:: WHAT THIS TASK INVOLVES ::
Check every line of the entries that follow, and copy the ones containing "JSON".

:: TASK INPUT ::
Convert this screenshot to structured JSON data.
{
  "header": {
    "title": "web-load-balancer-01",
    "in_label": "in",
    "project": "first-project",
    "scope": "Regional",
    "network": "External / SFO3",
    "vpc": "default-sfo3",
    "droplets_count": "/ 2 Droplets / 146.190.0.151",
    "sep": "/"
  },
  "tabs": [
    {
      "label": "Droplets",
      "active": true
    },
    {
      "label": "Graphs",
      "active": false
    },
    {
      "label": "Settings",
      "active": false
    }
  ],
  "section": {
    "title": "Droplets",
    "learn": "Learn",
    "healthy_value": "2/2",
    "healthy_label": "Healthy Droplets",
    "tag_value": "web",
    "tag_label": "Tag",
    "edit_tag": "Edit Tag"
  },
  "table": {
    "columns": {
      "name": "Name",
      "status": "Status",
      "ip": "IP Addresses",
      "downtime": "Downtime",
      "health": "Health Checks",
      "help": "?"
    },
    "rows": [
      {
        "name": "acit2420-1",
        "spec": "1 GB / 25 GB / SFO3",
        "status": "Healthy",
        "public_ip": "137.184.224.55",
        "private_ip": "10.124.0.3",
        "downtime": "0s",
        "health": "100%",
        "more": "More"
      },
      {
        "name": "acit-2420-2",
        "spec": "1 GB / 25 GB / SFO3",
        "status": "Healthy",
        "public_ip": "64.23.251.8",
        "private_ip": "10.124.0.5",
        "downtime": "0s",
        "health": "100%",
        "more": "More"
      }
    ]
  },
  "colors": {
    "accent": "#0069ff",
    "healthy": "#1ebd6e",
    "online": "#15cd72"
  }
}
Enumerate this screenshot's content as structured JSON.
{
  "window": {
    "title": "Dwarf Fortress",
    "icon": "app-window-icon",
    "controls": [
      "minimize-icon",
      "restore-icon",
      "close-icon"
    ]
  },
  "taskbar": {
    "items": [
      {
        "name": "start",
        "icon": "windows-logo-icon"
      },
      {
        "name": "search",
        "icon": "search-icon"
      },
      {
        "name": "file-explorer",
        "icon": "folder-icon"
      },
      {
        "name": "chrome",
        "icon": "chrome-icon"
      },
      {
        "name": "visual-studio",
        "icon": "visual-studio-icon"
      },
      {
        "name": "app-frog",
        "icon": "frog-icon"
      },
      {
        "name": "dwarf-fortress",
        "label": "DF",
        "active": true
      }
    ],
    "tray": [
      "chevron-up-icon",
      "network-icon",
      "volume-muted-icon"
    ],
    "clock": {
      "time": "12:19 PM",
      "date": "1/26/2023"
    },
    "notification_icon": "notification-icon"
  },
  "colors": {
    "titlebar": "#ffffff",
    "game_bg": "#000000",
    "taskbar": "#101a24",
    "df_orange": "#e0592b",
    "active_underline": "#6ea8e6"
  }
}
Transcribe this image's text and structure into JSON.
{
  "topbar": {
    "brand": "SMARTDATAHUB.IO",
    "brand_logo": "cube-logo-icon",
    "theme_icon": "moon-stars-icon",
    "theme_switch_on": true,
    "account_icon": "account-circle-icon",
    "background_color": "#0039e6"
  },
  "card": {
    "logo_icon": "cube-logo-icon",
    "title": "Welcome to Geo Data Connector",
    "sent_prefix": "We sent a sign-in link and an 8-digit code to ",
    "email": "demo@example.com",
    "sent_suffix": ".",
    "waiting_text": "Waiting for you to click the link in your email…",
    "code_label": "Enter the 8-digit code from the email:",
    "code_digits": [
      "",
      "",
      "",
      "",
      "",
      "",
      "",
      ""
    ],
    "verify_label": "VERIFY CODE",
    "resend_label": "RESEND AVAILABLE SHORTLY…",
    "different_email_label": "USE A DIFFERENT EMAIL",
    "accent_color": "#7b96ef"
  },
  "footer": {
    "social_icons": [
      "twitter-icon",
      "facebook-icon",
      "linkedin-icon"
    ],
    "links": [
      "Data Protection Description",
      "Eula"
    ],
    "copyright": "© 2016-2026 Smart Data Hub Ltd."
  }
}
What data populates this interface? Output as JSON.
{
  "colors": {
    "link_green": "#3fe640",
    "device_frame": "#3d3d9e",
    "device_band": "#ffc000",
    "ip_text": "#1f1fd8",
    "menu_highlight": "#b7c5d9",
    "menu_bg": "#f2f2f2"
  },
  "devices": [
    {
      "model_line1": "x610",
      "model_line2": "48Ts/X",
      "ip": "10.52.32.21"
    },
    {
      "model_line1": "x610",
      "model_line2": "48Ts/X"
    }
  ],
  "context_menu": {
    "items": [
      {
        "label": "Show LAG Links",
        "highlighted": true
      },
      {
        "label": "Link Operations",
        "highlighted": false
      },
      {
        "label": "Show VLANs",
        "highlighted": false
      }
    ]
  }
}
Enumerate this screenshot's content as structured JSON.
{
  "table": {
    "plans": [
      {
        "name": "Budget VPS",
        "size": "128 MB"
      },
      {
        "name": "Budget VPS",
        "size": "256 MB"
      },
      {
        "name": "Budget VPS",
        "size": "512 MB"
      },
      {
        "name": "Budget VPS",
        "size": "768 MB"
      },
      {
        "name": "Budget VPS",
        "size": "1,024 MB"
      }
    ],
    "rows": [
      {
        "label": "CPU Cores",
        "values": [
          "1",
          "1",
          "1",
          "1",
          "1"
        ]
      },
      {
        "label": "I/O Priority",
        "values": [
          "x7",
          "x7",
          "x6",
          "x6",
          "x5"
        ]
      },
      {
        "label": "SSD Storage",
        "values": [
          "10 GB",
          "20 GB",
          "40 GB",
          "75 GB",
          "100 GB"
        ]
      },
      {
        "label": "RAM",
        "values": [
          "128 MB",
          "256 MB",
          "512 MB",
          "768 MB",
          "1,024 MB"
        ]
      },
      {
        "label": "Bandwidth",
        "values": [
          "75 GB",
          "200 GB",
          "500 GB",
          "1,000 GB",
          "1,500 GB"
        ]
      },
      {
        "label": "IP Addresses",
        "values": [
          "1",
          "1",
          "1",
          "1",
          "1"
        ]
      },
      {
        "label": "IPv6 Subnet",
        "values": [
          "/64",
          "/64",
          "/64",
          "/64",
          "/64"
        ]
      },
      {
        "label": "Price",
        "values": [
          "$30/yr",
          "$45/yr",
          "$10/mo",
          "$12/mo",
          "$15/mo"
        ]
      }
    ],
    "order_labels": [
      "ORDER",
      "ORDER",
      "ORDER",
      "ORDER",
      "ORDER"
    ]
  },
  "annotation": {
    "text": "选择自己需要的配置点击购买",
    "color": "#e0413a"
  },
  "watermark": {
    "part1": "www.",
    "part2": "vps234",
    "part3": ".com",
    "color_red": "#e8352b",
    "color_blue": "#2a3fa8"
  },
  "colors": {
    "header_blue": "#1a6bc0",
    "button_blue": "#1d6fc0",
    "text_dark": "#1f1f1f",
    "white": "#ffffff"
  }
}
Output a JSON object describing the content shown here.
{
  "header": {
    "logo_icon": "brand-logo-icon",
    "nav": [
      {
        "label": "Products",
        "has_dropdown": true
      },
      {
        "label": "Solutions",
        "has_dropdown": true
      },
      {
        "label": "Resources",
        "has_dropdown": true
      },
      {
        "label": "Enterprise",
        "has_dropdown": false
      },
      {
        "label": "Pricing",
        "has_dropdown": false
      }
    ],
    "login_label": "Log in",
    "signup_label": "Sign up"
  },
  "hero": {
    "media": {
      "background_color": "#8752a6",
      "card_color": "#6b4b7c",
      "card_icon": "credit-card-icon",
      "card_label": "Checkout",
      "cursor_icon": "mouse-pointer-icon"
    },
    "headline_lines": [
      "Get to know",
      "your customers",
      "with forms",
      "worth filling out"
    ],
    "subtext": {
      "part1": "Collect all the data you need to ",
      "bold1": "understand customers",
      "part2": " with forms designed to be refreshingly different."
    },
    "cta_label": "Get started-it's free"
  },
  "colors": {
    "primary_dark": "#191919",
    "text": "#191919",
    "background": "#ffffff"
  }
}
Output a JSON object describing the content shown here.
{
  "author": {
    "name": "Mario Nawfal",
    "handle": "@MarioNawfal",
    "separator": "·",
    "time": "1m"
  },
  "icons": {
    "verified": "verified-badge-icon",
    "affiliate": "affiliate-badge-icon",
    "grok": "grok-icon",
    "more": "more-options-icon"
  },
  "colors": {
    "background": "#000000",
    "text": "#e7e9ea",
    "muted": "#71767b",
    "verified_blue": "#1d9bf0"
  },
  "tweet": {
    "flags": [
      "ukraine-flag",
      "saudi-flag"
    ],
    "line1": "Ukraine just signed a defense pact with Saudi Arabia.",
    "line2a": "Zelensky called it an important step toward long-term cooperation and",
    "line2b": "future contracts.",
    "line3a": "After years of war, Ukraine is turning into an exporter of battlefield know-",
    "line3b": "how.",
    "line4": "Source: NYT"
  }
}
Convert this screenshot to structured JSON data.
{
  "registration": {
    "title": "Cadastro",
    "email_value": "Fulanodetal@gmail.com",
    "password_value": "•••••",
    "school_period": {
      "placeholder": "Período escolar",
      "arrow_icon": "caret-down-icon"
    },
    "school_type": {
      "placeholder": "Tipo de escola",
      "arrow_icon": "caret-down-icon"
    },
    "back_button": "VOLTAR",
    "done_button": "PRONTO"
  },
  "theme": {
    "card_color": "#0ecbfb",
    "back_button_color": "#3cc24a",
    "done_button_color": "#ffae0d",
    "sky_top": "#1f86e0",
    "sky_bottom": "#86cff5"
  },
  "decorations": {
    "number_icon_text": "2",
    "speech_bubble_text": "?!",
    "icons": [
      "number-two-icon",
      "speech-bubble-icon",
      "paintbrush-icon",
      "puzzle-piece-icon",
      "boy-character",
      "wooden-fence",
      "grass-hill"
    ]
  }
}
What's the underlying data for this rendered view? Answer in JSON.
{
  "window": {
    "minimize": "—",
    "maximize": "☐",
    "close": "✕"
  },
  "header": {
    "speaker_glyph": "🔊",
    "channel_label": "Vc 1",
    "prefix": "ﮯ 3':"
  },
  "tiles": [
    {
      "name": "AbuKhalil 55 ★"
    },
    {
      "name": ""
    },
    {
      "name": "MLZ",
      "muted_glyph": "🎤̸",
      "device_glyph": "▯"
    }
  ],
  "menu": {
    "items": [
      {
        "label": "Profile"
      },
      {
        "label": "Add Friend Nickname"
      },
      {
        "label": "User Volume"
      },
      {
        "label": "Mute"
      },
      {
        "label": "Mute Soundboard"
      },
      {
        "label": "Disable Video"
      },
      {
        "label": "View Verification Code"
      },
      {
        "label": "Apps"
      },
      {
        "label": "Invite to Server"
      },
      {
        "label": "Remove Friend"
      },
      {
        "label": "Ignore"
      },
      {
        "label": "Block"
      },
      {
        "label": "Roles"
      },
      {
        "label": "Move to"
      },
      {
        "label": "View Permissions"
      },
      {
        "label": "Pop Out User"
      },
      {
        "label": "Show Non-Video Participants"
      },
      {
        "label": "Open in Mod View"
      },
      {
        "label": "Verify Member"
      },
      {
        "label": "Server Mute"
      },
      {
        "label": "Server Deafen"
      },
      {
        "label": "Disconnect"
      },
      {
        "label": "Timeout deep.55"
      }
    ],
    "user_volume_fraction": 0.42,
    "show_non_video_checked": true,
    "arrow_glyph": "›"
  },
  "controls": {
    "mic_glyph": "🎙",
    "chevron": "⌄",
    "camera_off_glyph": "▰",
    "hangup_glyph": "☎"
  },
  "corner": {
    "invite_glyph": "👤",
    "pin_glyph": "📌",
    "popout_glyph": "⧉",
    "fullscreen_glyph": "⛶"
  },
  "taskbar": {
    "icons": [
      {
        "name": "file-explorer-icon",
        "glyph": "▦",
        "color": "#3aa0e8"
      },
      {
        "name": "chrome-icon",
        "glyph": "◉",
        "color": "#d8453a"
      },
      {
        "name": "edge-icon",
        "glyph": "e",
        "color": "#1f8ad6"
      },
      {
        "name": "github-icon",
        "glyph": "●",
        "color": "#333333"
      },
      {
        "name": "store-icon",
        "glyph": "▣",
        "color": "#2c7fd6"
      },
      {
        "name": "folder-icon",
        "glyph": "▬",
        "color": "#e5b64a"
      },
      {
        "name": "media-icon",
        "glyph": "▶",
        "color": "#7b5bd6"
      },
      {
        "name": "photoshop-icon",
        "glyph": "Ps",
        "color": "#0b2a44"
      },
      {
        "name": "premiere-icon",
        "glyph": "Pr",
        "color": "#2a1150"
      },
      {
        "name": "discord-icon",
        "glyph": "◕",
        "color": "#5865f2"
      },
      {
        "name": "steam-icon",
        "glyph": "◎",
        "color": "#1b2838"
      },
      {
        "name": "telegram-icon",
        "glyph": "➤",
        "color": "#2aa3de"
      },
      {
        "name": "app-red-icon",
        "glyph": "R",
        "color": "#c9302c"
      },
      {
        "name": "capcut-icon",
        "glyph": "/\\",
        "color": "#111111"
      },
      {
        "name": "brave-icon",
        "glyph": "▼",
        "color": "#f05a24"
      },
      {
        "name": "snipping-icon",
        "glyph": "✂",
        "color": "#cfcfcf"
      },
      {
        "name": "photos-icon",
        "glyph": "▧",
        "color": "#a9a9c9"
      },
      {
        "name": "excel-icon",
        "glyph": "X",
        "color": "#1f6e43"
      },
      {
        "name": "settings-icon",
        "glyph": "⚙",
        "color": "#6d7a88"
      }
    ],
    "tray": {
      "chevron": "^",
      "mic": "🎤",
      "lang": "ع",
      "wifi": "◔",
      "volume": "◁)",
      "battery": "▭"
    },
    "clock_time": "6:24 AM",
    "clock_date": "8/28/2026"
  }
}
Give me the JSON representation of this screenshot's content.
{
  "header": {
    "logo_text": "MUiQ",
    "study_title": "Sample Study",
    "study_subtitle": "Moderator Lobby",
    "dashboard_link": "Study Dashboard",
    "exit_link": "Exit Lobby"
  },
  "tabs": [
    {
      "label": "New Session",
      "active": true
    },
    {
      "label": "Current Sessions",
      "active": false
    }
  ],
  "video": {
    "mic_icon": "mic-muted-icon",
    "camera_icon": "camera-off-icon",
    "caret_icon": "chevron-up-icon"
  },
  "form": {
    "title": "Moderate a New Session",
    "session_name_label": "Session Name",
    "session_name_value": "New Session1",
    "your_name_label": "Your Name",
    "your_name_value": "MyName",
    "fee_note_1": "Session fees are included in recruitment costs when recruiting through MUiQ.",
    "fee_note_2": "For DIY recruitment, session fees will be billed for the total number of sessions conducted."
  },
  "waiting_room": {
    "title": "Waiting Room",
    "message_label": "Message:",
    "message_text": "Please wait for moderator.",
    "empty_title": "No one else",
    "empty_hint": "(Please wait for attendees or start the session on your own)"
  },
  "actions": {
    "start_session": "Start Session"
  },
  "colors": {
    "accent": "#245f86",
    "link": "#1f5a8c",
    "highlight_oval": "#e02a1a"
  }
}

:: YOUR RESPONSE ::
Convert this screenshot to structured JSON data.
Enumerate this screenshot's content as structured JSON.
Transcribe this image's text and structure into JSON.
What data populates this interface? Output as JSON.
Enumerate this screenshot's content as structured JSON.
Output a JSON object describing the content shown here.
Output a JSON object describing the content shown here.
Convert this screenshot to structured JSON data.
What's the underlying data for this rendered view? Answer in JSON.
Give me the JSON representation of this screenshot's content.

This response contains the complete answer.